Gallipoli recalled in Plimmerton
It doesn’t matter how many times Paulette McIndoe reads the scenes, or has them read by actors, she still gets goosebumps.
McIndoe is the director of Mana Little Theatre’s latest production, Once on Chunuk Bair, set on one day during the famous battle in Gallipoli in 1915.
She said the rehearsals had had an effect on her.
‘‘ When you think about how many of these soldiers became casualties in this battle, they were like lambs to the slaughter,’’ she said. ‘‘It never fails to make the hairs on the back of my neck stand up.’’
The play runs at Mana Little Theatre in Plimmerton from April 15 till 25.
It is McIndoe’s directorial debut and with assistance from dozens of volunteers and a largely Porirua cast, she is confident it will be a hit.
‘‘ It’s been wonderful.
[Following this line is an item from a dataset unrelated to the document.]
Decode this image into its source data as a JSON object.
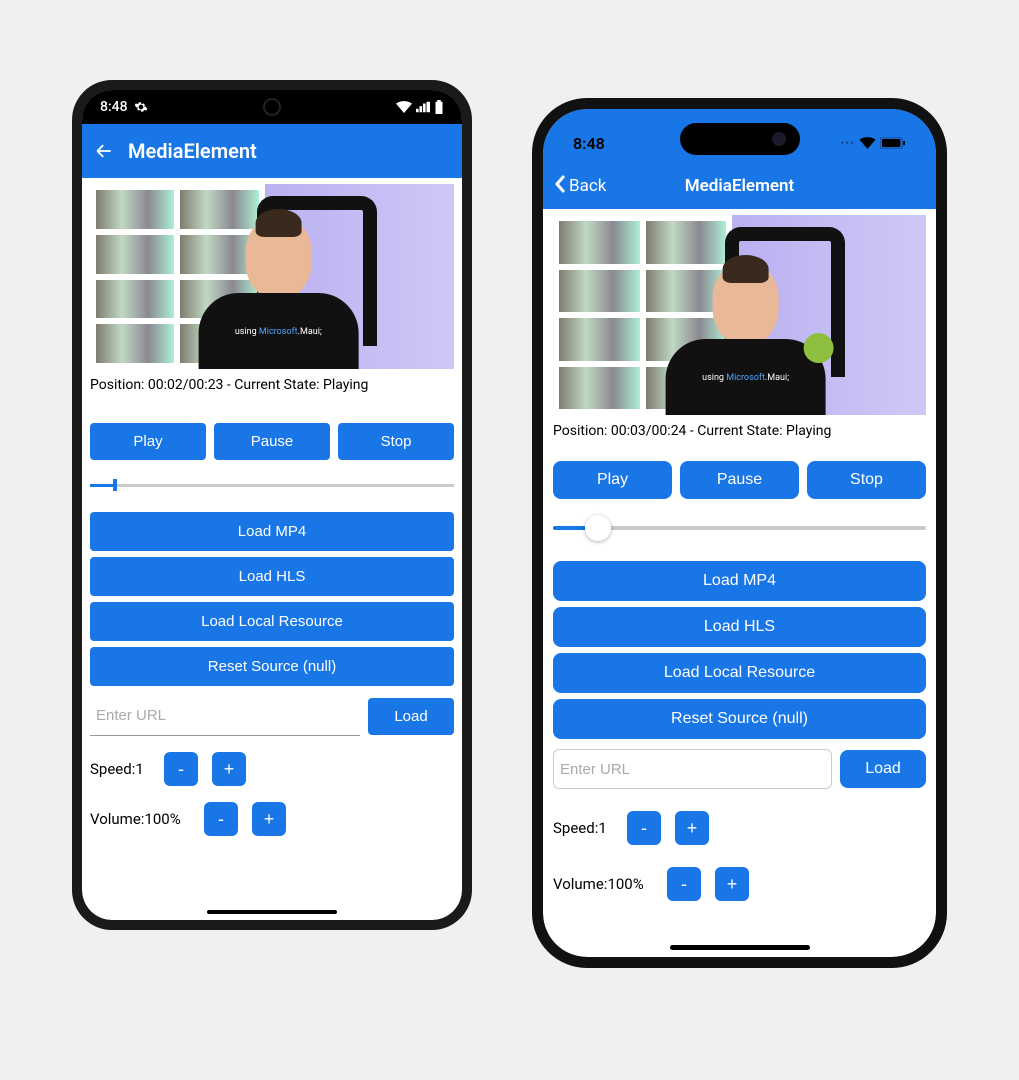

I’m so lucky to have the best lighting, sound and costume people, not to mention these 12 brilliant men who will take to the stage.
‘‘ Everyone is so passionate about putting on this production.
‘‘It’s particularly poignant as we come to 100 years since Gallipoli and while this play is not a happy one, it’s a story that has to be told. I’m hoping for a strong audience reaction.’’
Once on Chunuk Bair is celebrated New Zealand writer Maurice Shadbolt’s only published play. It was published in 1982 and later made into a movie.
The play takes place on August 8, 1915, and tells the story of a group of soldiers from the Wellington Battalion trying desperately to hold a key peak on the Gallipoli peninsula.
It confronts the horrific realities of war, but in true New Zealand style with humour and doggedness, McIndoe said.
Tragedy, heroism and heartbreak abound – of the 760 men who reached the summit, 711 were wounded or killed.
‘‘They’ve taken the summit and are waiting for the British to back them, but it’s fair to say it all turns to custard.
‘‘You learn their hopes and fears – from the colonel who’s roughly based on [battalion commander] Lieutenant- Colonel William Malone, to the shiny new lieutenant, to the sergeant who’s been around the block.
‘‘ They quickly realised they were all doomed.’’
In the production Bruce Cannell plays the colonel, and his two sons, Jacob and Baxter, will join him on stage.
To ensure authenticity, real World War I rifles, ammo boxes and uniforms were sourced from a private armourer and through the generosity of staff at Trentham Military Camp and Wrights Hill, McIndoe said.
Costume expert Sue Miller was pivotal to the production, she said.
For McIndoe personally, it’s an important play.
‘‘My grandfather was a pilot in World War II and for my grandmother, Anzac Day was her holy day.’’
Plimmerton historian Allan Dodson will set up a display in Mana Little Theatre’s foyer, telling the stories of Porirua soldiers who served in World War I.
Aside from April 19, when there is a 3pm matinee, all the performances will be at 8pm. Bookings are essential.
Phone 233 2235 or email mlt tickets@ gmail. com and leave a message.